Families, singles and even honeymooners find it hard to resist the allure of Dublin’s cooler climates, many landmarks, eateries and higher education.
All of these and more can be discovered in the months of March, April and any month of the year! Finding the perfect niche in this cultural city comes easily, especially with the famous luck o’ the Irish.
Everybody loves a good luck charm.
The beautiful city of Dublin grants existentially famous good luck through the ever-popular love of the four leaf clover, as well as through fabulously superfluous pots-of-gold-hot-spots and festive activities strewn about the town.
Stepping lively is the name of the game where excitement, community involvement and personal enrichment throw its arms around the entire city letting the good times really roll.
Explore sports events, festivals, music, shopping, nightlife and plenty of Irish jigs.
Notable Events In Dublin
Get ready to discover many of the wonders of Dublin over a pint, a hearty collage of cabbage and bacon or a freshly caught Dublin Lawyer seafood bowl.
Here is a list of upcoming things to do in Dublin.
ST PATRICK’S DAY
St. Patrick’s Day is right around the corner where the fun has only just begun!
ST PATRICK’S DAY THE PARADE
Where: City Centre, starting at Parnell Square, Dublin 1
Watch Dublin’s streets light up with spectacular flair as Ireland’s leading pageant companies and marching bands present only the finest in authentic Irish entertainment.
HOW? WHAT? WHY? is the theme for the 2012 St. Patrick’s Festival Parade which will open up fascinating wonders of science.
Children will find this particularly interesting as Ireland’s leading pageant companies present insightful and thought provoking creations.
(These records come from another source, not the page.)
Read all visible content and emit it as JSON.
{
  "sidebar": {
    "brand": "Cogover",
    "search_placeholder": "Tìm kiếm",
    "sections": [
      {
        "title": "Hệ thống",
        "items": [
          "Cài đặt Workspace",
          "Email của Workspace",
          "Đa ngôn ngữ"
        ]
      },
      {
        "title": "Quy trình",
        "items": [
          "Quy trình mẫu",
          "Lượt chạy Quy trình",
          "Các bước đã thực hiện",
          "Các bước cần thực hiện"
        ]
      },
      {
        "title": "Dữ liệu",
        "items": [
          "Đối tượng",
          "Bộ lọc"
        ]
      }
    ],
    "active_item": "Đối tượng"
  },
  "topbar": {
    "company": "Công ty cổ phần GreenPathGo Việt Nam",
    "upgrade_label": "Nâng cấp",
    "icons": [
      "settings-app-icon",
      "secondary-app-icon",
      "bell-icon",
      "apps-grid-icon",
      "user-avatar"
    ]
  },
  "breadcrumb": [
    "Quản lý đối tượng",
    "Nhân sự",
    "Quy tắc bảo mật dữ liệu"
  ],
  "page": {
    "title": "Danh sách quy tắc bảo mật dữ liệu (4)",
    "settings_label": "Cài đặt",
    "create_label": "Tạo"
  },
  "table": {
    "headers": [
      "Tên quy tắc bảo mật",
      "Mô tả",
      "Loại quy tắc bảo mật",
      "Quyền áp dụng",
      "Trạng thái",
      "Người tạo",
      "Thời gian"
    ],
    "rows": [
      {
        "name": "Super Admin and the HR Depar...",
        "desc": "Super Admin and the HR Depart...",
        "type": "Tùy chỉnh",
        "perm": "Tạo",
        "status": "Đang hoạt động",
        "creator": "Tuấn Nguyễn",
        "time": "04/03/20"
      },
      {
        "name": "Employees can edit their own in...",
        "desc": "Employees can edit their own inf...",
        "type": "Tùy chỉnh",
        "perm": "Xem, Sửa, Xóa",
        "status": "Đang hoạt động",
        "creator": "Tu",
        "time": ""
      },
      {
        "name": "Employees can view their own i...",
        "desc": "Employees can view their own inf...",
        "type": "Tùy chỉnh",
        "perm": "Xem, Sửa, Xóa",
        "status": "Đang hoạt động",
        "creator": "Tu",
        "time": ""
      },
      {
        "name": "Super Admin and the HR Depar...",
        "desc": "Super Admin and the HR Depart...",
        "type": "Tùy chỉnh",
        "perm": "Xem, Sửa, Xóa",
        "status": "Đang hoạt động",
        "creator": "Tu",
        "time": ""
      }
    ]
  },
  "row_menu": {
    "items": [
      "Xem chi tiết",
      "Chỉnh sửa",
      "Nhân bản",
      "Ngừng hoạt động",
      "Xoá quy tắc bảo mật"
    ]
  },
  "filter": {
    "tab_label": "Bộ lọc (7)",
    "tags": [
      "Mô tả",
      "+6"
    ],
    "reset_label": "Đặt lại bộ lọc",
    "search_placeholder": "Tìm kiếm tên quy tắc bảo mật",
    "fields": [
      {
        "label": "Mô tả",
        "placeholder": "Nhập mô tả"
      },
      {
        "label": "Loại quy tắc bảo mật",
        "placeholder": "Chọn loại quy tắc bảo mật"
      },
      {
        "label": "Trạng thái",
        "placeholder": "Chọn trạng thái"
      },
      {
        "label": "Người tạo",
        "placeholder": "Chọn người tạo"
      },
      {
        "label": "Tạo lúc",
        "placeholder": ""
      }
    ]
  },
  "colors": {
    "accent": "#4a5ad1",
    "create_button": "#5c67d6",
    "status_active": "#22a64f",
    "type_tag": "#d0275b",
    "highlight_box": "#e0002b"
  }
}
BIG DAY OUT
Where: Merrion Square, Dublin 2
Amazing Irish street art collections and entertainment come alive in the heart of Georgian Dublin for all the entire family.
Creative open air shows and performances will be presented by leading professional street theater artists around Merrion Square Park.
When: Late March
Where: Registration at City Hall, Dame Street, Dublin 2
Enjoy the capital city’s largest annual festival of the year during the days surrounding St. Patrick’s Day.
Experience a fun and family-friendly, free treasure hunt event incorporating a collection of Dublin’s venues and institutions.
Participants can discover and solve awaiting clues while absorbing Dublin’s rich history and competing for prizes along the way.
DINE IN DUBLIN
When: March – April
Where: Dublin Restaurants
Enjoy incredible cuisine using special promotional rates of a 20% saving on á la carte prices.
Each evening customers will peruse a special ‘Dine in Dublin’ menu comprised of mouthwatering selections of appetizers, entrees, desserts, tea and coffee.
DUBLIN UNIVERSITY BOAT RACES
When: Late March
Where: O’Connell Bridge to St. James’ Gate Brewery, River Liffey
Annual Dublin University Boat Races contest between local rivals Trinity College Dublin and University College Dublin.
The senior men’s race, the Gannon Cup, will be contested at 10am.